f1: (a) Principal component analysis of gene expression data from 36 Illumina arrays profiling three cell types (cell type) and isolated from three environmental conditions (condition) – native (cartilage or tendon tissue), monolayer (passage 5, dedifferentiated), or 3D (alginate or fibrin cultures). The figure demononstrates the clustering of samples using the first two principal components (PC1, PC2), which together explain >70% of the variation in the data for the top 500 most covariant genes, Supplementary Data, SD1. Covariance is used to measure how random genes change with respect to one another. The figure demonstrates that the genes showing the greatest covariance explain the majority of the differences observed between the experimental groups. Cells in monolayer, derived from cartilage, tendon, or dermal fibroblasts, group when only the most covariant genes are considered. Chondrocytes and tenocytes in three-dimensional cultures also group together, but not with their tissues of origin. Overall, there were fewer genes differentially expressed between native tendon and 3D fibrin cultures than between native cartilage and 3D alginate cultures. This greater complexity in the synthetic profile of cartilage is indicated by the clustering of cartilage samples distant from all other samples. (b) Matrix of up- and down-regulated genes for selected pairwise comparisons involving different environmental conditions for chondrocytes and tenocytes. Values indicate the number of up- or down- regulated genes with a log2 fold change >+/−0.5, FDR <0.01 and a log-odds ratio of expression >0 (~50%). Duplicate Entrez gene identifiers are removed. The fewest differentially expressed genes were found between cultured cells, for example only 154 genes were more highly expressed in chondrocytes relative to monolayer tenocytes; 135 genes had lower expression in chondrocytes than tenocytes (289 differentially expressed in total). Number of genes showing higher expression (positive log2 fold-change, upward hatch) and lower expression (negative log2 fold-change, downward hatch) in each comparison are indicated.
Mentions: Using the top 500 genes showing the greatest covariance in expression (Supplementary Data, SD1) 36 samples could be clustered into four distinct groups by principal component analysis (PCA), Fig. 1a. The first two principal components described 70.2% of the variation in the data. These groups consisted of: (i) native cartilage; (ii) native tendon; (iii) all monolayer cultured chondrocytes, tenocytes, and fibroblasts; (iv) or three-dimensional culture systems (alginate or fibrin cultures). Overall, few genes were differentially expressed between cell types in monolayer at passage five or between three-dimensional culture conditions, Fig. 1b. The variation in the gene expression was suggestive of a convergence of expression profiles for cells in monolayer and a failure of chondrocytes or tenocytes in three-dimensional culture to recapitulate differentiation status to parity with native tissue.
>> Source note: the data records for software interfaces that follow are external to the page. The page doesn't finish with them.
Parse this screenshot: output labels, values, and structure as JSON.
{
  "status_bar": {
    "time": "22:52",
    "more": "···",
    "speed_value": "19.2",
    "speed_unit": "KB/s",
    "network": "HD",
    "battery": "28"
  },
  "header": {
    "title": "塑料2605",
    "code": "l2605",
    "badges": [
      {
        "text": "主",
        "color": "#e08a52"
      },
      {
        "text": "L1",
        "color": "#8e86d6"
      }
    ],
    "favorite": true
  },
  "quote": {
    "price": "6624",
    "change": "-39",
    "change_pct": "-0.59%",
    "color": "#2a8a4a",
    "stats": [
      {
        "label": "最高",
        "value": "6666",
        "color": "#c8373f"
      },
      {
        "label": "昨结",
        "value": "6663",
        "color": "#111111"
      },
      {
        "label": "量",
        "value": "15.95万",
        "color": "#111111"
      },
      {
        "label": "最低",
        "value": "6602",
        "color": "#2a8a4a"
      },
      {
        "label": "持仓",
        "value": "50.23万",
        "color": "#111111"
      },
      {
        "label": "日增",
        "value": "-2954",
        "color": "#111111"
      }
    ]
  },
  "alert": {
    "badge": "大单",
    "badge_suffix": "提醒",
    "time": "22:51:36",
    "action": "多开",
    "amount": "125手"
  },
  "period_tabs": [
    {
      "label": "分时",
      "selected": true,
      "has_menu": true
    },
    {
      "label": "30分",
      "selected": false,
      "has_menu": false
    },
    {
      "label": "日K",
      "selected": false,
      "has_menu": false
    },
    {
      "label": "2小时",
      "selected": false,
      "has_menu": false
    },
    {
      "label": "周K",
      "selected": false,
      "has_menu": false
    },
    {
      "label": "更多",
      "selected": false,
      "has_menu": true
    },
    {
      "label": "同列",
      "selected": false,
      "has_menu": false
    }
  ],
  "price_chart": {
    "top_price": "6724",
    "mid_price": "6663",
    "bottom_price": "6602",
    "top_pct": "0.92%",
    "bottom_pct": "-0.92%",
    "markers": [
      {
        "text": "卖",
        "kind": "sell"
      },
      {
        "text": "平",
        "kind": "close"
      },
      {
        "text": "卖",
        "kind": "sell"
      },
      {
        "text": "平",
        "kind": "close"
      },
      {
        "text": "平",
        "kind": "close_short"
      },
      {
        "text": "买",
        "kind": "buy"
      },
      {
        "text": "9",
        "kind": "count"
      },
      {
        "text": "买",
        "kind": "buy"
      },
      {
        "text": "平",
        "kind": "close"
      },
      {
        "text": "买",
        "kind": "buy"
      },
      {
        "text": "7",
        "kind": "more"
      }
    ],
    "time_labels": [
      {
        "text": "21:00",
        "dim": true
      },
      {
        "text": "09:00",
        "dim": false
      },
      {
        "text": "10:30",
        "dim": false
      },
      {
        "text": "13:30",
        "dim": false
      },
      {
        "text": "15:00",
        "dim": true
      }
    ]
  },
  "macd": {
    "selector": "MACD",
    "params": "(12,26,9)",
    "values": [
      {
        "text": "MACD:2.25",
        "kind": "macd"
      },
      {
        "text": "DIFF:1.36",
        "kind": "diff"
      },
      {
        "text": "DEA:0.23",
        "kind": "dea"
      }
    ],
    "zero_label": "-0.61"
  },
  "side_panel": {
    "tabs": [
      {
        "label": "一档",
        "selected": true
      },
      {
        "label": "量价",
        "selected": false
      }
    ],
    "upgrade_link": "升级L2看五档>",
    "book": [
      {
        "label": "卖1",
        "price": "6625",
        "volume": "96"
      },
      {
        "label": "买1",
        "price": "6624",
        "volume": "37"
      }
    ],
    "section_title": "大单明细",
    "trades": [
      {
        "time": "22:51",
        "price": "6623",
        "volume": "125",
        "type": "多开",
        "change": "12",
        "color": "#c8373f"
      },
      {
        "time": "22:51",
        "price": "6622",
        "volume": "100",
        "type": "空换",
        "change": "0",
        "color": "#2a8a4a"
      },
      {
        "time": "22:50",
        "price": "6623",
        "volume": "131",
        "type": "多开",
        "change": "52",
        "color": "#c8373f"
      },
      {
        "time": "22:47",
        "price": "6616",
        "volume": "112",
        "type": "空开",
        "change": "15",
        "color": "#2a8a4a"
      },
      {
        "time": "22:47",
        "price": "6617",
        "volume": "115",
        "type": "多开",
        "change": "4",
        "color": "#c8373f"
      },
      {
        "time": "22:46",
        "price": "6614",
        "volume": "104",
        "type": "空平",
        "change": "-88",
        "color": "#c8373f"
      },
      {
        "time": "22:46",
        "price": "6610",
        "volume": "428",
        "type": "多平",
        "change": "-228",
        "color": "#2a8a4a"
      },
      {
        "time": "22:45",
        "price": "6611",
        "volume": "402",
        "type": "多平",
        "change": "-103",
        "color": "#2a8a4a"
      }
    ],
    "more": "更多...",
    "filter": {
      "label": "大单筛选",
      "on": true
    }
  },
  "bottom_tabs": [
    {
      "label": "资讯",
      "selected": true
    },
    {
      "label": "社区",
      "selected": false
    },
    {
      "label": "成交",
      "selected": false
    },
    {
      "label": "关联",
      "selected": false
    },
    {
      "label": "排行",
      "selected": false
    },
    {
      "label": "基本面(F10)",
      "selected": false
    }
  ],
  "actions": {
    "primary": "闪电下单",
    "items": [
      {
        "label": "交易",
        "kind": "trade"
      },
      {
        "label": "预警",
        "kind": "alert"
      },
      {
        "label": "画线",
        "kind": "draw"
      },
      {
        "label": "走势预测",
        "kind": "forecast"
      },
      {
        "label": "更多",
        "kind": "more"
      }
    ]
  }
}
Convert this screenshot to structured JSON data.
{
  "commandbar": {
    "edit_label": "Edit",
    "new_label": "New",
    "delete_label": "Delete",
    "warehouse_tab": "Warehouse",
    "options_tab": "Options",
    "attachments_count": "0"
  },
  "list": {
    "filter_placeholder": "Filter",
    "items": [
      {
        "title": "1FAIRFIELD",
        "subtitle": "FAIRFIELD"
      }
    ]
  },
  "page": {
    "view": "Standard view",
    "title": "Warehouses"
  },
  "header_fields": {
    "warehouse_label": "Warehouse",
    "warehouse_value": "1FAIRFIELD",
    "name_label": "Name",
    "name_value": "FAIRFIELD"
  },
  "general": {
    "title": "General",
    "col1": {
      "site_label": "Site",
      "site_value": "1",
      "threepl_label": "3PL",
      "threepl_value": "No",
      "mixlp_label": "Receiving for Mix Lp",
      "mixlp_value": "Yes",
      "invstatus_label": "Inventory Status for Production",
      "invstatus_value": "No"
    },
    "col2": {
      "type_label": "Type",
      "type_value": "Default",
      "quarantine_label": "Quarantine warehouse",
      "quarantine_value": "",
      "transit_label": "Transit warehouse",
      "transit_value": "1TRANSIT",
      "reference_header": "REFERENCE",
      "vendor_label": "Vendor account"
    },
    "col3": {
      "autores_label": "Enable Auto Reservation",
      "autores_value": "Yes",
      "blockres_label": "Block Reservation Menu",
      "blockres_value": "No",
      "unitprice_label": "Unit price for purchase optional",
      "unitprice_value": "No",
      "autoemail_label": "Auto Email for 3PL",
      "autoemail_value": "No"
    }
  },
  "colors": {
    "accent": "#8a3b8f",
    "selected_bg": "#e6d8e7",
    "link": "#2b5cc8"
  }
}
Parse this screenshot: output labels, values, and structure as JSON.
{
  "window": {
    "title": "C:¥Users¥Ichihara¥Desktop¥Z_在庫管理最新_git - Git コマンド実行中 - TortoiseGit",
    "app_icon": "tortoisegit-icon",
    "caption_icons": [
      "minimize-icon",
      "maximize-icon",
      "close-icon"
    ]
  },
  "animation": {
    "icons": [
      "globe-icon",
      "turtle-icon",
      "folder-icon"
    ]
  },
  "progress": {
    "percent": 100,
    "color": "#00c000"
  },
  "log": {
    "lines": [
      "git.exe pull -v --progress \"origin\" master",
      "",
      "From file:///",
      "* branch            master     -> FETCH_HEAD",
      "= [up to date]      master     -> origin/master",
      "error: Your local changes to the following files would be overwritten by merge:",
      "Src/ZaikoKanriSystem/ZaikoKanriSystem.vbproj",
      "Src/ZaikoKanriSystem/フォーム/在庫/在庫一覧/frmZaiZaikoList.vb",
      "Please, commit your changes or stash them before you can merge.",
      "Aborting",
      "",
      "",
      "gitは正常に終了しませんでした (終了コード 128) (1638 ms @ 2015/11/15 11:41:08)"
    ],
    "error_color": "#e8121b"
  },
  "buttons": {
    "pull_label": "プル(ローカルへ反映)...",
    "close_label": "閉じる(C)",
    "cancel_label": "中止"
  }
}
View Article: PubMed Central - PubMed

ABSTRACT

Phenotypic plasticity of adult somatic cells has provided emerging avenues for the development of regenerative therapeutics. In musculoskeletal biology the mechanistic regulatory networks of genes governing the phenotypic plasticity of cartilage and tendon cells has not been considered systematically. Additionally, a lack of strategies to effectively reproduce in vitro functional models of cartilage and tendon is retarding progress in this field. De- and redifferentiation represent phenotypic transitions that may contribute to loss of function in ageing musculoskeletal tissues. Applying a systems biology network analysis approach to global gene expression profiles derived from common in vitro culture systems (monolayer and three-dimensional cultures) this study demonstrates common regulatory mechanisms governing de- and redifferentiation transitions in cartilage and tendon cells. Furthermore, evidence of convergence of gene expression profiles during monolayer expansion of cartilage and tendon cells, and the expression of key developmental markers, challenges the physiological relevance of this culture system. The study also suggests that oxidative stress and PI3K signalling pathways are key modulators of in vitro phenotypes for cells of musculoskeletal origin.

No MeSH data available.


Related in: MedlinePlus